WHAT IS NEEDED: Please report, as a single number with no other text, how many lines of the listing contain "Product".
[[ RECORDS TO PROCESS, beginning ]]
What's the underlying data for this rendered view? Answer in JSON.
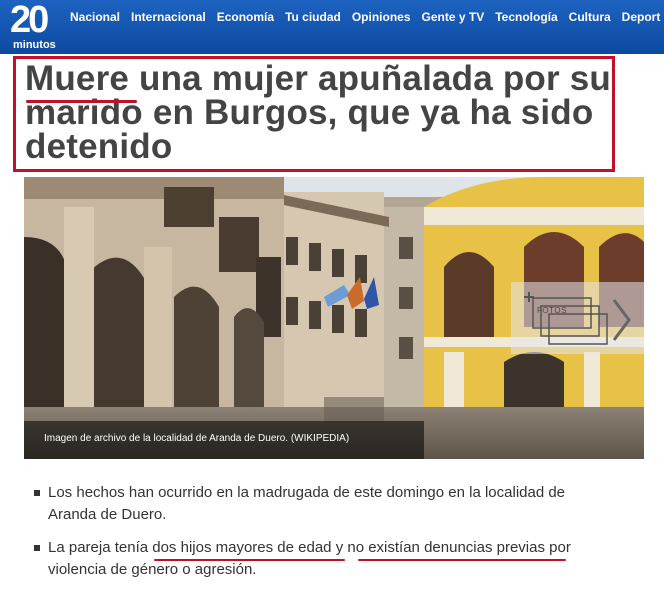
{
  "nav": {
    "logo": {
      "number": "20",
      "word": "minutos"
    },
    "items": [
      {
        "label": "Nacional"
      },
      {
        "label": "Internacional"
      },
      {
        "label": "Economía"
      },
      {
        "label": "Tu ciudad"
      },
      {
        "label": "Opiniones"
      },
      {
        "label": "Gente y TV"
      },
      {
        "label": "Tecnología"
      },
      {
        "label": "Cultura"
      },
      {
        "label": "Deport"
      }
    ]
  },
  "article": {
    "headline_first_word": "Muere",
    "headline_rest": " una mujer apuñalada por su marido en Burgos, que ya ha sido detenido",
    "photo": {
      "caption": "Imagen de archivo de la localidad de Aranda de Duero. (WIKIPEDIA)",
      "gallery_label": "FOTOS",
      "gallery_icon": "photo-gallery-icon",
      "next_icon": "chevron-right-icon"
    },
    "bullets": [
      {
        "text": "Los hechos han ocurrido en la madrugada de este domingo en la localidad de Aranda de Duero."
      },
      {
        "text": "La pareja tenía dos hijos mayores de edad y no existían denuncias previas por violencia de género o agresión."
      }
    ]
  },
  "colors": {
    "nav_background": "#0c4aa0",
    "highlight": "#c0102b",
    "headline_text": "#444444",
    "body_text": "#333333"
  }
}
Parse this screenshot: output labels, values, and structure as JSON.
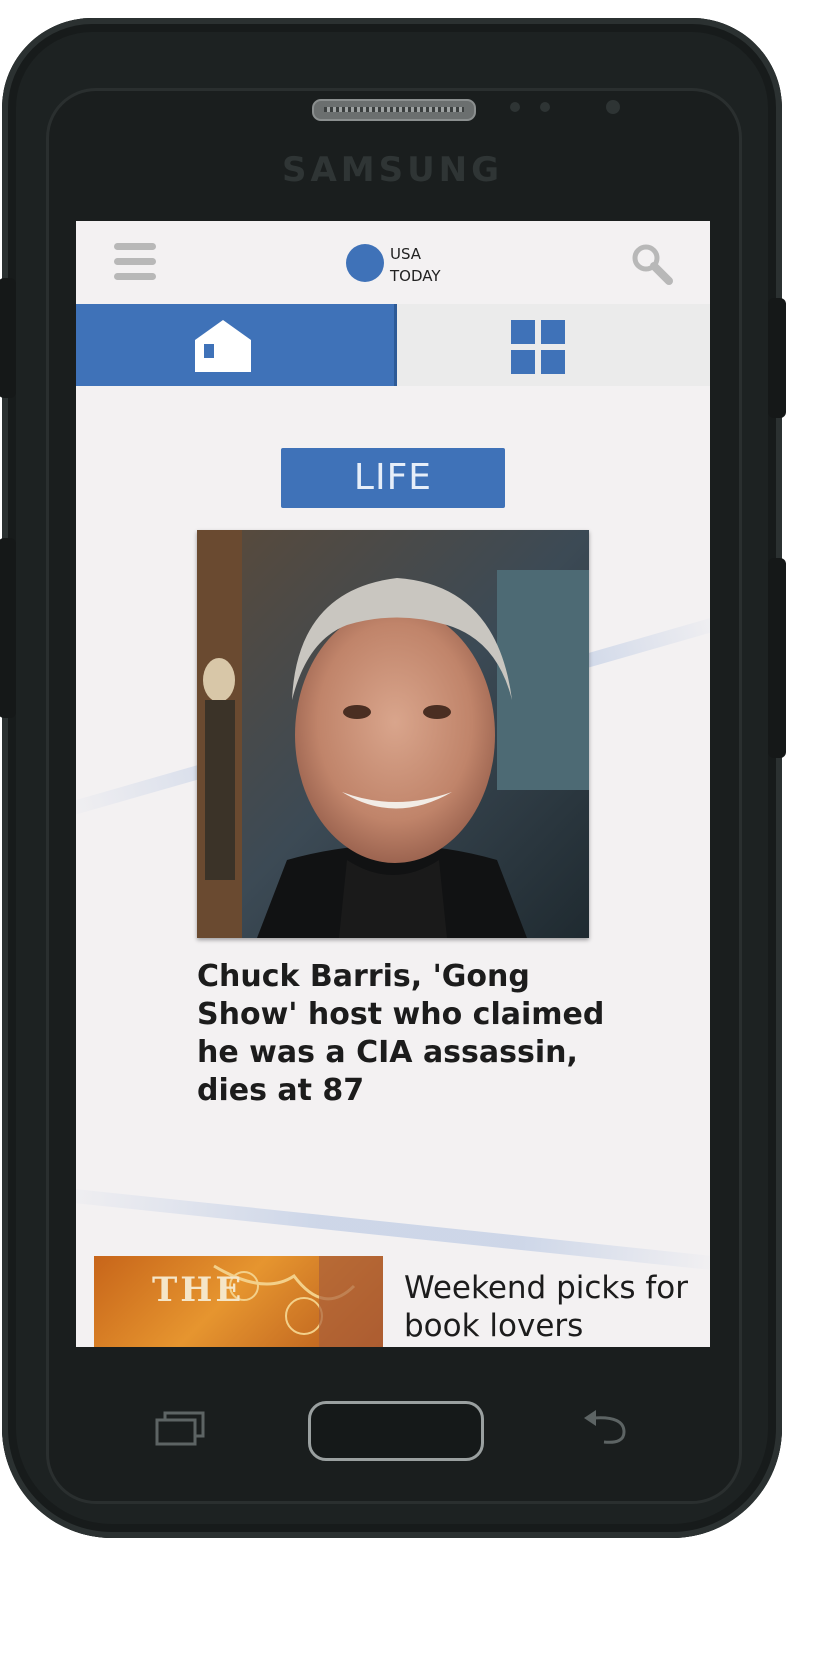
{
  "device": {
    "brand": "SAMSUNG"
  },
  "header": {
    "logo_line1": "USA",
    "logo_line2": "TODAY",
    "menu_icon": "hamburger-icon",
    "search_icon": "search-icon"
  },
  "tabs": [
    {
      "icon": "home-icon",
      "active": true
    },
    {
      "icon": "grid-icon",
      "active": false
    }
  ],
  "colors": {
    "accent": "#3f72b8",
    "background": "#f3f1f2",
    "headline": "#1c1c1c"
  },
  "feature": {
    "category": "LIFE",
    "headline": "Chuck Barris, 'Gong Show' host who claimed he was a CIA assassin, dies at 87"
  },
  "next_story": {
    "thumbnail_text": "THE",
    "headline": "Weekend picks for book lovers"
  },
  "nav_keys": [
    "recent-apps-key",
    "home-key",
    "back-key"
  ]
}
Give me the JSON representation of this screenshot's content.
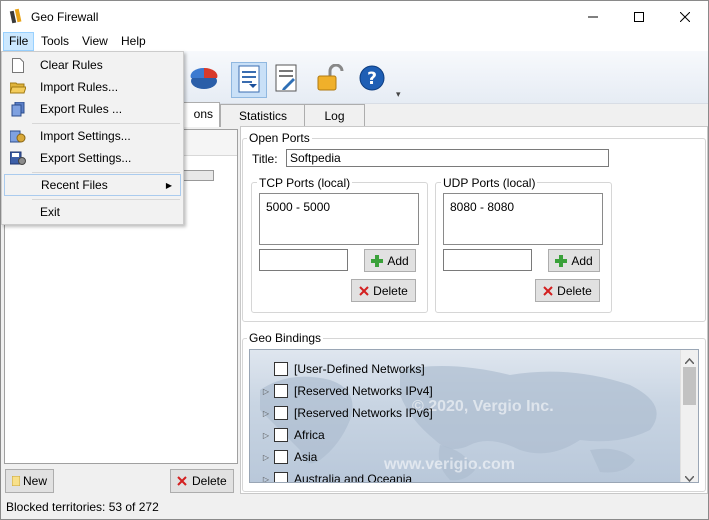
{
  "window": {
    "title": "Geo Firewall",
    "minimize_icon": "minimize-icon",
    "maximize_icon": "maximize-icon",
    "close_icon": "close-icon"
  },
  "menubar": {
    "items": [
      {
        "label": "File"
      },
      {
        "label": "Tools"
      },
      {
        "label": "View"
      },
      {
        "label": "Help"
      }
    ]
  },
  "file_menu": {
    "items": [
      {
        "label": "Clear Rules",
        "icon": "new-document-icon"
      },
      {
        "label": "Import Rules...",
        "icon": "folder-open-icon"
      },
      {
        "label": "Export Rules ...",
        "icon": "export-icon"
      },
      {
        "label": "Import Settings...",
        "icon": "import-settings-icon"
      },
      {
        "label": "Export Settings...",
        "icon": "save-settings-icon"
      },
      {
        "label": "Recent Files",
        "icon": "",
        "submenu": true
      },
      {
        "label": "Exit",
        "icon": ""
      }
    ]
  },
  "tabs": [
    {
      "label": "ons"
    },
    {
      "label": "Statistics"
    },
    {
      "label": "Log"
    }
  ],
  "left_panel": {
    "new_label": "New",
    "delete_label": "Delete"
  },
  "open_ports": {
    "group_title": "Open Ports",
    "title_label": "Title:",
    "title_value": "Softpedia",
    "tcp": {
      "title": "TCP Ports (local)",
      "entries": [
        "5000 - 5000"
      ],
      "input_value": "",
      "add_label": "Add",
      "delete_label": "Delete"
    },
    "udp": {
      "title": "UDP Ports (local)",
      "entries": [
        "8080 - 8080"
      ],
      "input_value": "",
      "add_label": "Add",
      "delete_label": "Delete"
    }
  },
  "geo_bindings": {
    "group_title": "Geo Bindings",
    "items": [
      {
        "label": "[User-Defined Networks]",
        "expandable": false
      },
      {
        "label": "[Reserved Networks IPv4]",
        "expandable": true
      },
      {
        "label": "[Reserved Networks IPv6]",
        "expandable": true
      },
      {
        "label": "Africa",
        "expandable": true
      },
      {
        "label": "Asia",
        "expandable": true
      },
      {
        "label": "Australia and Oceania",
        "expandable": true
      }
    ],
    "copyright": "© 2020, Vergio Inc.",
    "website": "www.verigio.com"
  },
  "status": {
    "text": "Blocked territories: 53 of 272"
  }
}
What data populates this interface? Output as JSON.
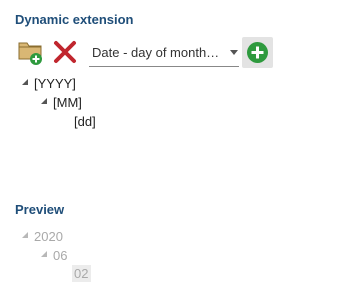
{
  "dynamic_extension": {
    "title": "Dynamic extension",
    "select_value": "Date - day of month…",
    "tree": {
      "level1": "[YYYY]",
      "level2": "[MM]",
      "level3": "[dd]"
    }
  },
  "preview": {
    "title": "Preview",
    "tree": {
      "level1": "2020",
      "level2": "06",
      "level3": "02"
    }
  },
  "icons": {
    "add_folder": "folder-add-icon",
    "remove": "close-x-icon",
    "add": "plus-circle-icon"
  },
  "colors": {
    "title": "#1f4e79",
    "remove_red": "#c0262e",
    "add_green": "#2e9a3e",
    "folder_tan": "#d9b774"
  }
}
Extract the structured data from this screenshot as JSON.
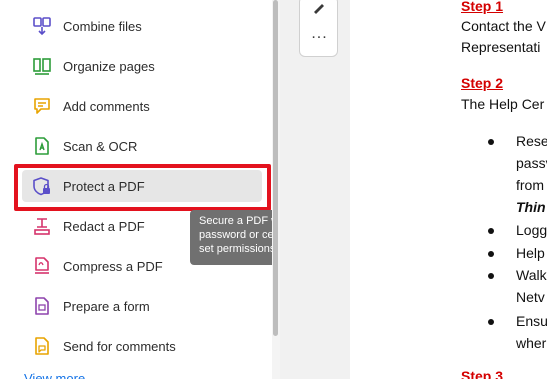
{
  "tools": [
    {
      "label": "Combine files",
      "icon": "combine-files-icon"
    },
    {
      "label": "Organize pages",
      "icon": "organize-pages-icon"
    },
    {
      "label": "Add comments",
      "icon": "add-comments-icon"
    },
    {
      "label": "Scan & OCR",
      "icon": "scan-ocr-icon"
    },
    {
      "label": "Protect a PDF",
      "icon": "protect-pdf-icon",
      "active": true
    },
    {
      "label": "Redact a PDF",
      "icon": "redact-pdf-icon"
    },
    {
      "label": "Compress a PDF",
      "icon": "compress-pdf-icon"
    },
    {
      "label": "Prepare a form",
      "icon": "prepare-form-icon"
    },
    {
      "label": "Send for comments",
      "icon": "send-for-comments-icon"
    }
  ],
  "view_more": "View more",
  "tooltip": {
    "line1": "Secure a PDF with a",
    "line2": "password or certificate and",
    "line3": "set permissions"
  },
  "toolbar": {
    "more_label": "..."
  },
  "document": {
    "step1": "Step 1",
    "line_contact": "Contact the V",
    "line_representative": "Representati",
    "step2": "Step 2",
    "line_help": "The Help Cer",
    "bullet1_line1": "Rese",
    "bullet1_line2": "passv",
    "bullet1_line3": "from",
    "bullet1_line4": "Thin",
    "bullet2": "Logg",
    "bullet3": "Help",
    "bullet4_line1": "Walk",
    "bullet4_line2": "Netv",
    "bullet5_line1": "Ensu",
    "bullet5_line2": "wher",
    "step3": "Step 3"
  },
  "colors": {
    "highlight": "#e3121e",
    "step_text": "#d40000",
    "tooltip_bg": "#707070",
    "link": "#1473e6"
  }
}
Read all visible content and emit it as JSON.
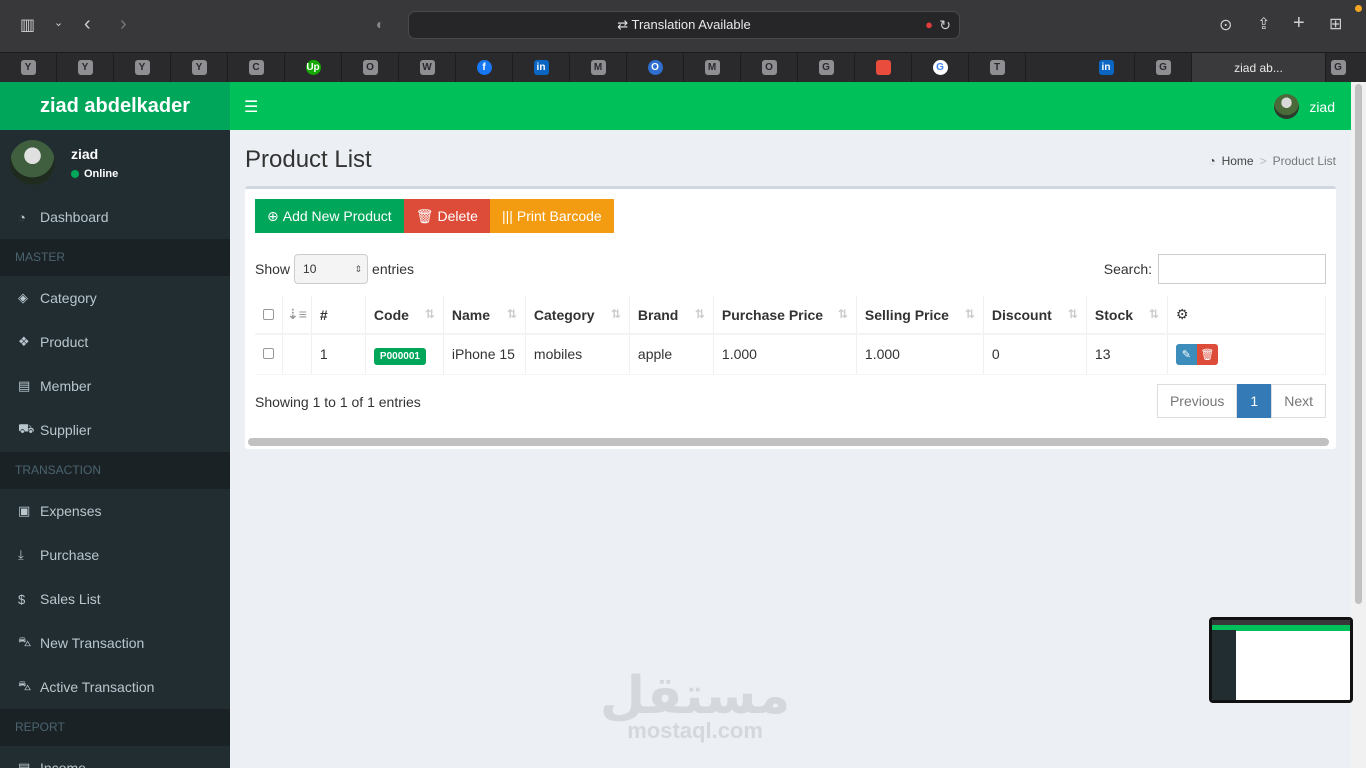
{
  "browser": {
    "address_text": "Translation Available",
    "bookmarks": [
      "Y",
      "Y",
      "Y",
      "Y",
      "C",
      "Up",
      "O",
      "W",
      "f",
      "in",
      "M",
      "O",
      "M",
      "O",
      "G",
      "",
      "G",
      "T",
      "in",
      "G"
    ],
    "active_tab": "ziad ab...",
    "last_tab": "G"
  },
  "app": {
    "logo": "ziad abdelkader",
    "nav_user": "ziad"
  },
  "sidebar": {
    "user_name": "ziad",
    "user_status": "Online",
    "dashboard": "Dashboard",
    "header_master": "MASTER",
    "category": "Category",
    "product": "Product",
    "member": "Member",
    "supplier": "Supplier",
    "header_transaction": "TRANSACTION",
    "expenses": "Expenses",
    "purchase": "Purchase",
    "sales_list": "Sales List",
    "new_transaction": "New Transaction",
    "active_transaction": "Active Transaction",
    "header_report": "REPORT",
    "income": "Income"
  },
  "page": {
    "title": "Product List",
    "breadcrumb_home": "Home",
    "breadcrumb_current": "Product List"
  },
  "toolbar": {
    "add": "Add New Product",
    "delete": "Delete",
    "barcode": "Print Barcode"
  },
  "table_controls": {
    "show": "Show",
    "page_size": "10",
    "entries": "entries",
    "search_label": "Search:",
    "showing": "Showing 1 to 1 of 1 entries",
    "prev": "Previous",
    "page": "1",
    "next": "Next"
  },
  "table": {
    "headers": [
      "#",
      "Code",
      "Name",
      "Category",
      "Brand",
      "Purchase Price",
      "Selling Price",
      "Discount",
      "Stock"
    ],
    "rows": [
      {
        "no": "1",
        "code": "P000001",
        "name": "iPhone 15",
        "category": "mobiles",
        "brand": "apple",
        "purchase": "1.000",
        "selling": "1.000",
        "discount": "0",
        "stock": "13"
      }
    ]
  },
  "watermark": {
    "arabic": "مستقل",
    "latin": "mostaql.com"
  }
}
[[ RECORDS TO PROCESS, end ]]
REPLY: 4